TASK OBJECTIVE >> Give every entry again, word for word.
*** INPUT MATERIAL Section Begins ***
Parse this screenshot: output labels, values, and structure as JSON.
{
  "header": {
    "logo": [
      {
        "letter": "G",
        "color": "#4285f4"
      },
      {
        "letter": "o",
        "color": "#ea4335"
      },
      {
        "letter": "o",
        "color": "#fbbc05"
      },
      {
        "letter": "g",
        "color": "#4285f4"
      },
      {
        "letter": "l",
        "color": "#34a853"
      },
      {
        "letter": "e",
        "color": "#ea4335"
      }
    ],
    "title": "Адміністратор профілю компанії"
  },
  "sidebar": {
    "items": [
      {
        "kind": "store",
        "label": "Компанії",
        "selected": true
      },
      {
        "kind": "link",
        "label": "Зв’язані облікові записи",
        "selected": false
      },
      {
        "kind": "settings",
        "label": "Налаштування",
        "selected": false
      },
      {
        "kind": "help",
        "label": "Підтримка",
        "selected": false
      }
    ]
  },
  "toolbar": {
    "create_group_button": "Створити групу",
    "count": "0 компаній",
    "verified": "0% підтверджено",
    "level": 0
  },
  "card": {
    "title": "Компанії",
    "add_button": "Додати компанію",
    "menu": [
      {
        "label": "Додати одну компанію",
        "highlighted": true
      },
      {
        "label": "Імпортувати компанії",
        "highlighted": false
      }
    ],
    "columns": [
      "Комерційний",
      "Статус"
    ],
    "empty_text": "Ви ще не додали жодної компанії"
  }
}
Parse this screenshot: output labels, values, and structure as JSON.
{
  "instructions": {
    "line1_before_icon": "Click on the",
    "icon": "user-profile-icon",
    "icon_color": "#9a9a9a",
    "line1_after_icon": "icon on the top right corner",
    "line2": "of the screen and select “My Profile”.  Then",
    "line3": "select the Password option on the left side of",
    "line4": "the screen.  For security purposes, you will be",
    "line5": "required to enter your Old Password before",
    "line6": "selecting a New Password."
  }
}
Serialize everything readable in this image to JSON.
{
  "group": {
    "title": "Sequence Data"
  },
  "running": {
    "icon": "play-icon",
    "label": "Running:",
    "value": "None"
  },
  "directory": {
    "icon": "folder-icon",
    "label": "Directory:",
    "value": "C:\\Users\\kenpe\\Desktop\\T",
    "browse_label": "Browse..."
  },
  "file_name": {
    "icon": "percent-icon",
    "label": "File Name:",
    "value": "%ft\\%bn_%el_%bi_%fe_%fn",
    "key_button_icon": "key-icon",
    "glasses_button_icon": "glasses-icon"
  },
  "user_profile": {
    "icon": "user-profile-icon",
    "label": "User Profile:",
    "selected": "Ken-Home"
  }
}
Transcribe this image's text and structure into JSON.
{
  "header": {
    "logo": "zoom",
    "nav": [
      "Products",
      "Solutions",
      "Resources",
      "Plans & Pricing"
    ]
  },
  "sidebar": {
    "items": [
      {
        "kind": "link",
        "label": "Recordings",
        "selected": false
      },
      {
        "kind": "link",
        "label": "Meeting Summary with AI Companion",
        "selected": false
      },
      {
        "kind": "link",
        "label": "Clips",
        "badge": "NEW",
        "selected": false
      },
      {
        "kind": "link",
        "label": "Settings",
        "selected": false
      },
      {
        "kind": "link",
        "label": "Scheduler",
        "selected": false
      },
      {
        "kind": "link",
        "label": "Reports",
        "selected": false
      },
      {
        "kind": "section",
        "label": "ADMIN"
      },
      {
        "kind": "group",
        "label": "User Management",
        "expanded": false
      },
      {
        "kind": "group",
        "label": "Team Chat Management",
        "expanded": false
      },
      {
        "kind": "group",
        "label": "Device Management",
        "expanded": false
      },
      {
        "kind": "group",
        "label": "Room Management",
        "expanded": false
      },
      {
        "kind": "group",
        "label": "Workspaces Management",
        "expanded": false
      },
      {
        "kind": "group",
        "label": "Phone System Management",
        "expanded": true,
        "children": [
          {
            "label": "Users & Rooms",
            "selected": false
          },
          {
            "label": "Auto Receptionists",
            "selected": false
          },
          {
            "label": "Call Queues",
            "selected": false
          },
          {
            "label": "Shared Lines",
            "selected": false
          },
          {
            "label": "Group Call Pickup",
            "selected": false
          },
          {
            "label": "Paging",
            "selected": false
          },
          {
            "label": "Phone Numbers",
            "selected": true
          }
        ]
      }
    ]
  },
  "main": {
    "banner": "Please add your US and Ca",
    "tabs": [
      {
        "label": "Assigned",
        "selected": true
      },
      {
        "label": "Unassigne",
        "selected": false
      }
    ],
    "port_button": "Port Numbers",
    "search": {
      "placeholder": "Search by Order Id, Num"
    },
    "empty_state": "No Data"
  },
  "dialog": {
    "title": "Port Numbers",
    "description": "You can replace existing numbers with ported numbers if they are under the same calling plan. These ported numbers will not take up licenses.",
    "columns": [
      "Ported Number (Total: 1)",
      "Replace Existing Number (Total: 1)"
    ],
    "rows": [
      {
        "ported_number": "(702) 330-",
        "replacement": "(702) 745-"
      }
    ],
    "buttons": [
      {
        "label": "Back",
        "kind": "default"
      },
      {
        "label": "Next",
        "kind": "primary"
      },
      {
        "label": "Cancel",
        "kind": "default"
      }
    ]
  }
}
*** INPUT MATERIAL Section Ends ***
SOLUTION FOR THIS EXERCISE >>
Parse this screenshot: output labels, values, and structure as JSON.
{
  "header": {
    "logo": [
      {
        "letter": "G",
        "color": "#4285f4"
      },
      {
        "letter": "o",
        "color": "#ea4335"
      },
      {
        "letter": "o",
        "color": "#fbbc05"
      },
      {
        "letter": "g",
        "color": "#4285f4"
      },
      {
        "letter": "l",
        "color": "#34a853"
      },
      {
        "letter": "e",
        "color": "#ea4335"
      }
    ],
    "title": "Адміністратор профілю компанії"
  },
  "sidebar": {
    "items": [
      {
        "kind": "store",
        "label": "Компанії",
        "selected": true
      },
      {
        "kind": "link",
        "label": "Зв’язані облікові записи",
        "selected": false
      },
      {
        "kind": "settings",
        "label": "Налаштування",
        "selected": false
      },
      {
        "kind": "help",
        "label": "Підтримка",
        "selected": false
      }
    ]
  },
  "toolbar": {
    "create_group_button": "Створити групу",
    "count": "0 компаній",
    "verified": "0% підтверджено",
    "level": 0
  },
  "card": {
    "title": "Компанії",
    "add_button": "Додати компанію",
    "menu": [
      {
        "label": "Додати одну компанію",
        "highlighted": true
      },
      {
        "label": "Імпортувати компанії",
        "highlighted": false
      }
    ],
    "columns": [
      "Комерційний",
      "Статус"
    ],
    "empty_text": "Ви ще не додали жодної компанії"
  }
}
Parse this screenshot: output labels, values, and structure as JSON.
{
  "instructions": {
    "line1_before_icon": "Click on the",
    "icon": "user-profile-icon",
    "icon_color": "#9a9a9a",
    "line1_after_icon": "icon on the top right corner",
    "line2": "of the screen and select “My Profile”.  Then",
    "line3": "select the Password option on the left side of",
    "line4": "the screen.  For security purposes, you will be",
    "line5": "required to enter your Old Password before",
    "line6": "selecting a New Password."
  }
}
Serialize everything readable in this image to JSON.
{
  "group": {
    "title": "Sequence Data"
  },
  "running": {
    "icon": "play-icon",
    "label": "Running:",
    "value": "None"
  },
  "directory": {
    "icon": "folder-icon",
    "label": "Directory:",
    "value": "C:\\Users\\kenpe\\Desktop\\T",
    "browse_label": "Browse..."
  },
  "file_name": {
    "icon": "percent-icon",
    "label": "File Name:",
    "value": "%ft\\%bn_%el_%bi_%fe_%fn",
    "key_button_icon": "key-icon",
    "glasses_button_icon": "glasses-icon"
  },
  "user_profile": {
    "icon": "user-profile-icon",
    "label": "User Profile:",
    "selected": "Ken-Home"
  }
}
Transcribe this image's text and structure into JSON.
{
  "header": {
    "logo": "zoom",
    "nav": [
      "Products",
      "Solutions",
      "Resources",
      "Plans & Pricing"
    ]
  },
  "sidebar": {
    "items": [
      {
        "kind": "link",
        "label": "Recordings",
        "selected": false
      },
      {
        "kind": "link",
        "label": "Meeting Summary with AI Companion",
        "selected": false
      },
      {
        "kind": "link",
        "label": "Clips",
        "badge": "NEW",
        "selected": false
      },
      {
        "kind": "link",
        "label": "Settings",
        "selected": false
      },
      {
        "kind": "link",
        "label": "Scheduler",
        "selected": false
      },
      {
        "kind": "link",
        "label": "Reports",
        "selected": false
      },
      {
        "kind": "section",
        "label": "ADMIN"
      },
      {
        "kind": "group",
        "label": "User Management",
        "expanded": false
      },
      {
        "kind": "group",
        "label": "Team Chat Management",
        "expanded": false
      },
      {
        "kind": "group",
        "label": "Device Management",
        "expanded": false
      },
      {
        "kind": "group",
        "label": "Room Management",
        "expanded": false
      },
      {
        "kind": "group",
        "label": "Workspaces Management",
        "expanded": false
      },
      {
        "kind": "group",
        "label": "Phone System Management",
        "expanded": true,
        "children": [
          {
            "label": "Users & Rooms",
            "selected": false
          },
          {
            "label": "Auto Receptionists",
            "selected": false
          },
          {
            "label": "Call Queues",
            "selected": false
          },
          {
            "label": "Shared Lines",
            "selected": false
          },
          {
            "label": "Group Call Pickup",
            "selected": false
          },
          {
            "label": "Paging",
            "selected": false
          },
          {
            "label": "Phone Numbers",
            "selected": true
          }
        ]
      }
    ]
  },
  "main": {
    "banner": "Please add your US and Ca",
    "tabs": [
      {
        "label": "Assigned",
        "selected": true
      },
      {
        "label": "Unassigne",
        "selected": false
      }
    ],
    "port_button": "Port Numbers",
    "search": {
      "placeholder": "Search by Order Id, Num"
    },
    "empty_state": "No Data"
  },
  "dialog": {
    "title": "Port Numbers",
    "description": "You can replace existing numbers with ported numbers if they are under the same calling plan. These ported numbers will not take up licenses.",
    "columns": [
      "Ported Number (Total: 1)",
      "Replace Existing Number (Total: 1)"
    ],
    "rows": [
      {
        "ported_number": "(702) 330-",
        "replacement": "(702) 745-"
      }
    ],
    "buttons": [
      {
        "label": "Back",
        "kind": "default"
      },
      {
        "label": "Next",
        "kind": "primary"
      },
      {
        "label": "Cancel",
        "kind": "default"
      }
    ]
  }
}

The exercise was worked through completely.